Manufacture changed a bit early during calendar '23. Some body styles maybe as early as June of '23 were basically early issue '24 models. Ford made a lot of major changes to the front of the car. The fenders, the hood, the radiator and shell along with a whole bunch of little pieces were totally different (at least in details, they basically looked alike from ten feet away). Here is where "model" year matters.
The '23 coupes look basically like the '19 through '22 coupes. But the '24 model year is a COMPLETELY different body. All standard coupes and couplets from 1915 through '23 model year have the door hinges at the BACK of the door. The door, is a "suicide" door, opening at the front. The "couplets" (1915 through '18) had all hinges below the belt line, while "coupes" had one door hinge near the top of the door. Otherwise, use of the words "coupe" and "couplet" is simply a matter of semantics and marketing. Ford called the early ones "couplet" in their advertising, and the later ones were called "coupe".
1924 and 1925. Built for slightly more than two years only, the body is unique in details and construction. Almost nothing for the body will directly interchange between the '24/'25 and any coupe (Ford or otherwise) either earlier or later. The trunk in a '24/'25 coupe is HUGE! I crawled completely inside mine, and could easily sleep in it! The doors are hinged at the front, and open from the back (not suicide doors). There were a few minor changes on the body from early to later production. The biggest change was in the construction of the doors. 1924 doors were wood framed as was the rest of the body for both years. However, the doors for 1925 were steel framed, and therefore lighter in weight. This change also resulted in slightly different locations for window handles and mechanisms.
1926 and 1927 coupes. Another major change. The body is now mostly all steel construction, styled a bit different, although similar. Body and chassis alike have countless minor changes. For all body styles (except the trucks), these are the "improved" model T Fords, and Henry's model T's last gasp. Most parts are slightly changed from earlier models regardless of body style.
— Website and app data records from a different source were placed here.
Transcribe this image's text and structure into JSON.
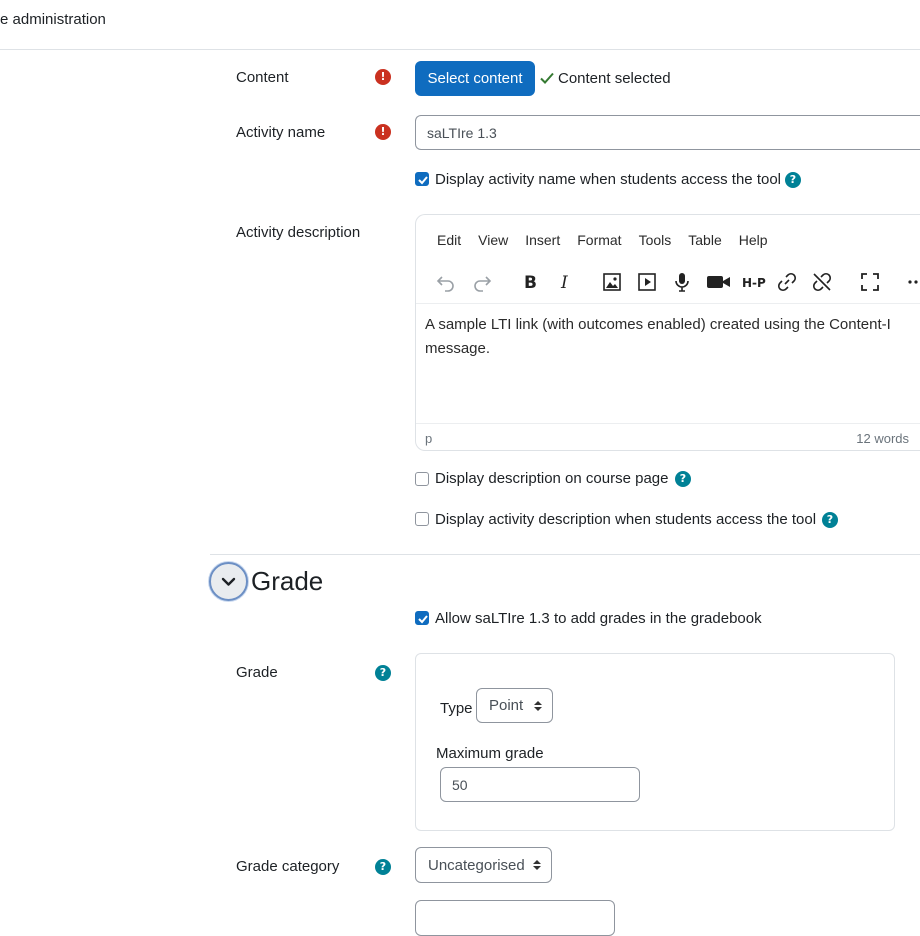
{
  "header": {
    "title": "e administration"
  },
  "content": {
    "label": "Content",
    "select_button": "Select content",
    "status": "Content selected"
  },
  "activity_name": {
    "label": "Activity name",
    "value": "saLTIre 1.3",
    "display_checkbox": {
      "label": "Display activity name when students access the tool",
      "checked": true
    }
  },
  "activity_description": {
    "label": "Activity description",
    "menubar": [
      "Edit",
      "View",
      "Insert",
      "Format",
      "Tools",
      "Table",
      "Help"
    ],
    "toolbar": [
      "undo-icon",
      "redo-icon",
      "bold-icon",
      "italic-icon",
      "image-icon",
      "media-icon",
      "microphone-icon",
      "video-camera-icon",
      "h5p-icon",
      "link-icon",
      "unlink-icon",
      "fullscreen-icon",
      "more-icon"
    ],
    "toolbar_h5p_text": "H-P",
    "text_line1": "A sample LTI link (with outcomes enabled) created using the Content-I",
    "text_line2": "message.",
    "status_path": "p",
    "word_count": "12 words",
    "show_on_course_page": {
      "label": "Display description on course page",
      "checked": false
    },
    "show_when_access": {
      "label": "Display activity description when students access the tool",
      "checked": false
    }
  },
  "grade_section": {
    "title": "Grade",
    "allow_grades": {
      "label": "Allow saLTIre 1.3 to add grades in the gradebook",
      "checked": true
    },
    "grade": {
      "label": "Grade",
      "type_label": "Type",
      "type_value": "Point",
      "max_label": "Maximum grade",
      "max_value": "50"
    },
    "category": {
      "label": "Grade category",
      "value": "Uncategorised"
    }
  },
  "colors": {
    "primary": "#0f6cbf",
    "required": "#ca3120",
    "help": "#008196",
    "success": "#357a32"
  }
}
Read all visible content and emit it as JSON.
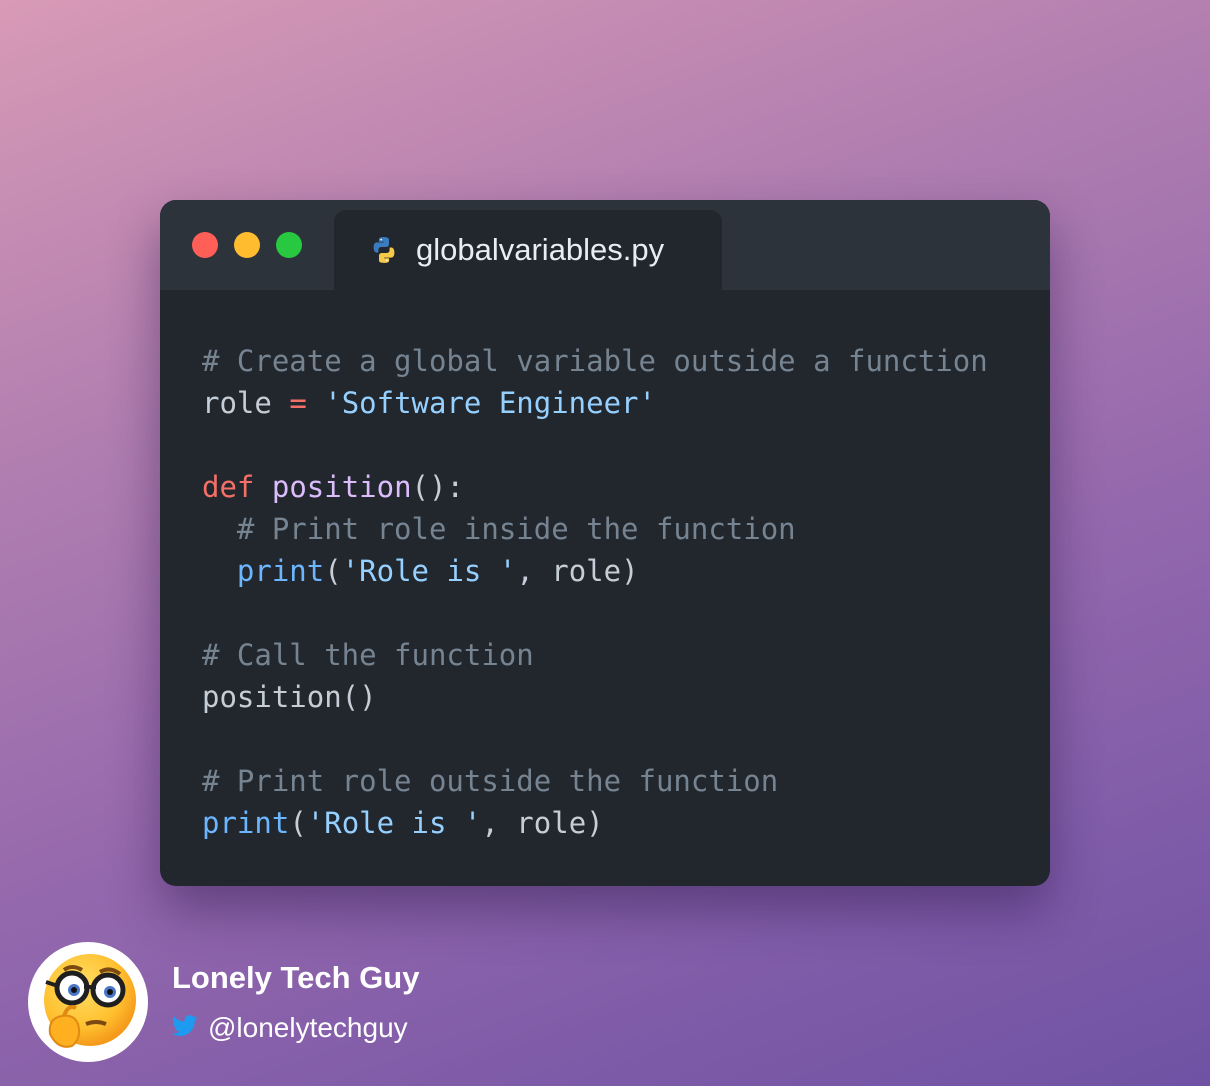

Side-lights revisited. Coupes and sedans from early 1919 got the electric/starter option as standard equipment. As such, NO coupe or sedan from early 1919 onward would have left the factory with oil side-lamps. Touring cars and runabout/roadsters (as well as trucks) could be ordered without the electric/starter option, and could have side-lamps provided by the factory well through model year 1926, and maybe into '27. Many now do have them. Some added back in the day by dealers or owners simply because some people still wanted them. Most because people owning or restoring the car in recent years wanted them.
T coupes, in a nutshell.
Thank you Hal D! I hope that "short and sweet" version can help some understand which coupes are which and what time-frames they were produced. The long version could fill a book! And I won't pretend to know half of it.
I always thought cowl lights were standard on all "Doctor's Coupes". That's how you can tell them from a regular coupe.
Oil cowl lamps were supplied on non-starter cars.
Seems you are In Lexington, VA
Perhaps there is a member close by who can have a look & advise